- _Task_: Return the entries below verbatim. Pictures stay out.

- _Items from an interface collection_:
·····

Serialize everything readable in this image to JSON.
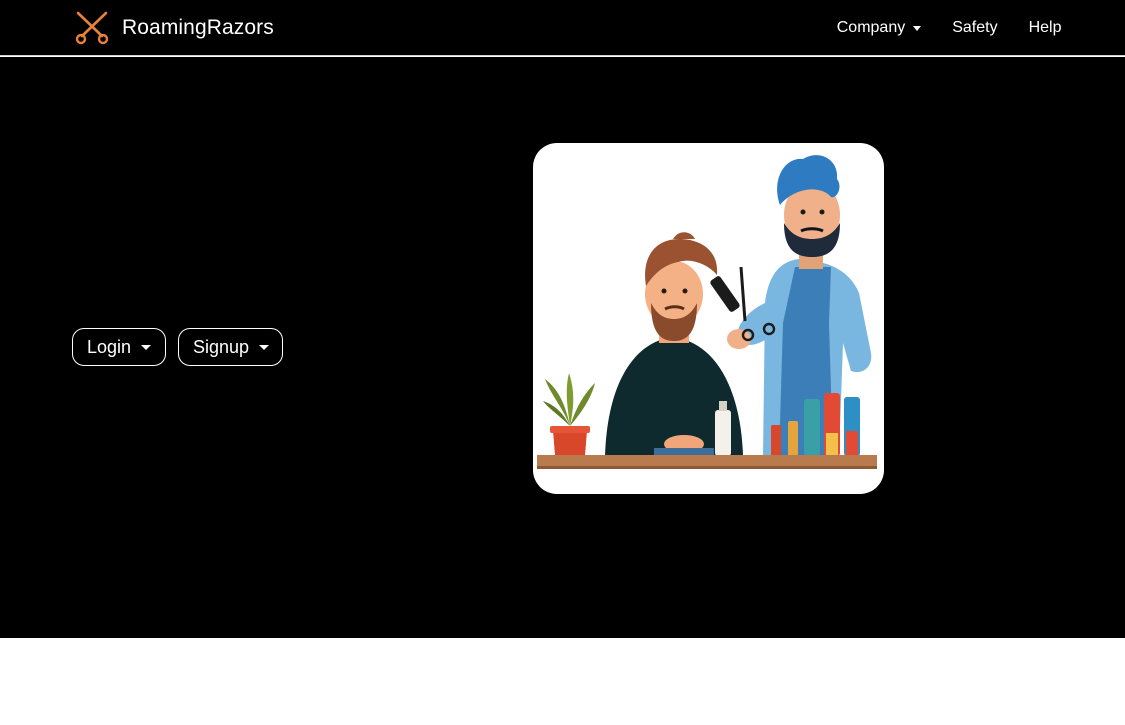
{
  "header": {
    "brand_name": "RoamingRazors",
    "brand_icon": "scissors-icon",
    "nav": [
      {
        "label": "Company",
        "has_dropdown": true
      },
      {
        "label": "Safety",
        "has_dropdown": false
      },
      {
        "label": "Help",
        "has_dropdown": false
      }
    ]
  },
  "hero": {
    "login_label": "Login",
    "signup_label": "Signup",
    "illustration": "barber-illustration"
  },
  "colors": {
    "background": "#000000",
    "accent": "#e8813a",
    "text": "#ffffff"
  }
}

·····

- _The completed task_:
Serialize everything readable in this image to JSON.
{
  "header": {
    "brand_name": "RoamingRazors",
    "brand_icon": "scissors-icon",
    "nav": [
      {
        "label": "Company",
        "has_dropdown": true
      },
      {
        "label": "Safety",
        "has_dropdown": false
      },
      {
        "label": "Help",
        "has_dropdown": false
      }
    ]
  },
  "hero": {
    "login_label": "Login",
    "signup_label": "Signup",
    "illustration": "barber-illustration"
  },
  "colors": {
    "background": "#000000",
    "accent": "#e8813a",
    "text": "#ffffff"
  }
}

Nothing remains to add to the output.